--- WORK TASK ---
Retype the records below exactly as they appear, but leave out any pictures.

--- DATA RECORDS ---
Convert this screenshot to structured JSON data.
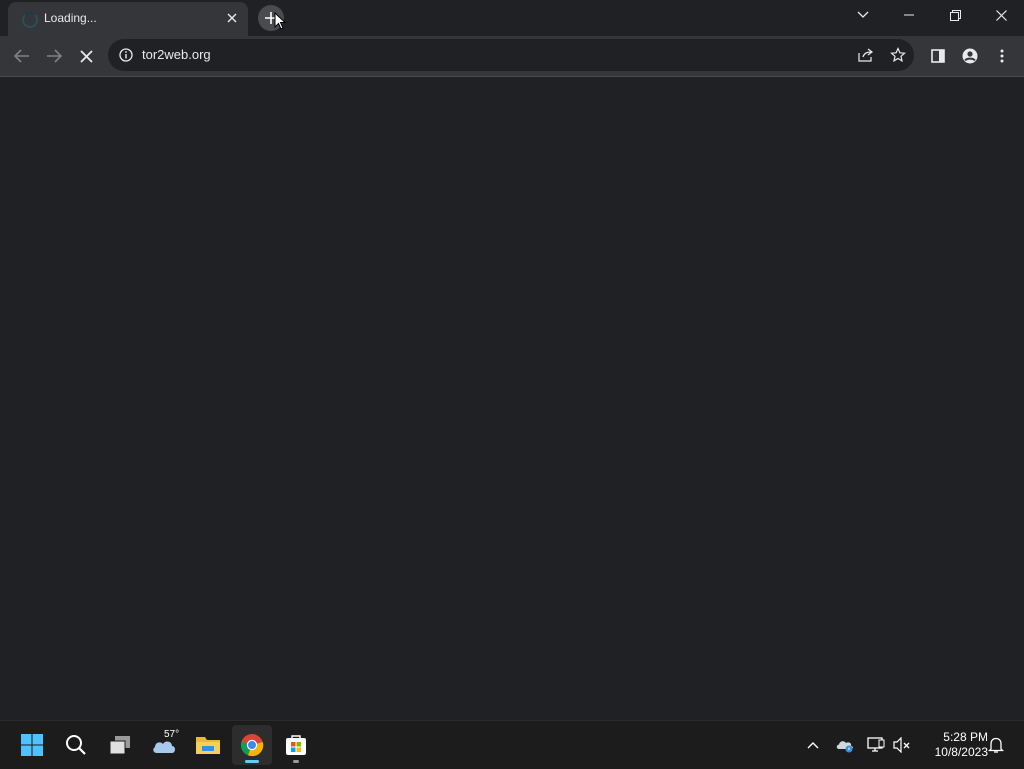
{
  "browser": {
    "tab": {
      "title": "Loading...",
      "close_icon": "close-icon"
    },
    "new_tab_icon": "plus-icon",
    "window_controls": [
      "chevron-down-icon",
      "minimize-icon",
      "restore-icon",
      "close-icon"
    ],
    "toolbar": {
      "back_icon": "arrow-left-icon",
      "forward_icon": "arrow-right-icon",
      "stop_icon": "close-icon",
      "url": "tor2web.org",
      "site_info_icon": "info-icon",
      "share_icon": "share-icon",
      "bookmark_icon": "star-icon",
      "side_panel_icon": "side-panel-icon",
      "profile_icon": "person-icon",
      "menu_icon": "kebab-menu-icon"
    },
    "colors": {
      "background": "#202124",
      "toolbar": "#35363a",
      "text": "#e8eaed"
    }
  },
  "taskbar": {
    "weather_temp": "57°",
    "apps": [
      "windows-start-icon",
      "search-icon",
      "task-view-icon",
      "weather-icon",
      "file-explorer-icon",
      "chrome-icon",
      "store-icon"
    ],
    "tray": [
      "chevron-up-icon",
      "onedrive-icon",
      "network-icon",
      "volume-muted-icon",
      "notification-bell-icon"
    ],
    "clock": {
      "time": "5:28 PM",
      "date": "10/8/2023"
    },
    "colors": {
      "background": "#1c1c1c",
      "accent": "#60cdff"
    }
  }
}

--- OUTPUT ---
Convert this screenshot to structured JSON data.
{
  "browser": {
    "tab": {
      "title": "Loading...",
      "close_icon": "close-icon"
    },
    "new_tab_icon": "plus-icon",
    "window_controls": [
      "chevron-down-icon",
      "minimize-icon",
      "restore-icon",
      "close-icon"
    ],
    "toolbar": {
      "back_icon": "arrow-left-icon",
      "forward_icon": "arrow-right-icon",
      "stop_icon": "close-icon",
      "url": "tor2web.org",
      "site_info_icon": "info-icon",
      "share_icon": "share-icon",
      "bookmark_icon": "star-icon",
      "side_panel_icon": "side-panel-icon",
      "profile_icon": "person-icon",
      "menu_icon": "kebab-menu-icon"
    },
    "colors": {
      "background": "#202124",
      "toolbar": "#35363a",
      "text": "#e8eaed"
    }
  },
  "taskbar": {
    "weather_temp": "57°",
    "apps": [
      "windows-start-icon",
      "search-icon",
      "task-view-icon",
      "weather-icon",
      "file-explorer-icon",
      "chrome-icon",
      "store-icon"
    ],
    "tray": [
      "chevron-up-icon",
      "onedrive-icon",
      "network-icon",
      "volume-muted-icon",
      "notification-bell-icon"
    ],
    "clock": {
      "time": "5:28 PM",
      "date": "10/8/2023"
    },
    "colors": {
      "background": "#1c1c1c",
      "accent": "#60cdff"
    }
  }
}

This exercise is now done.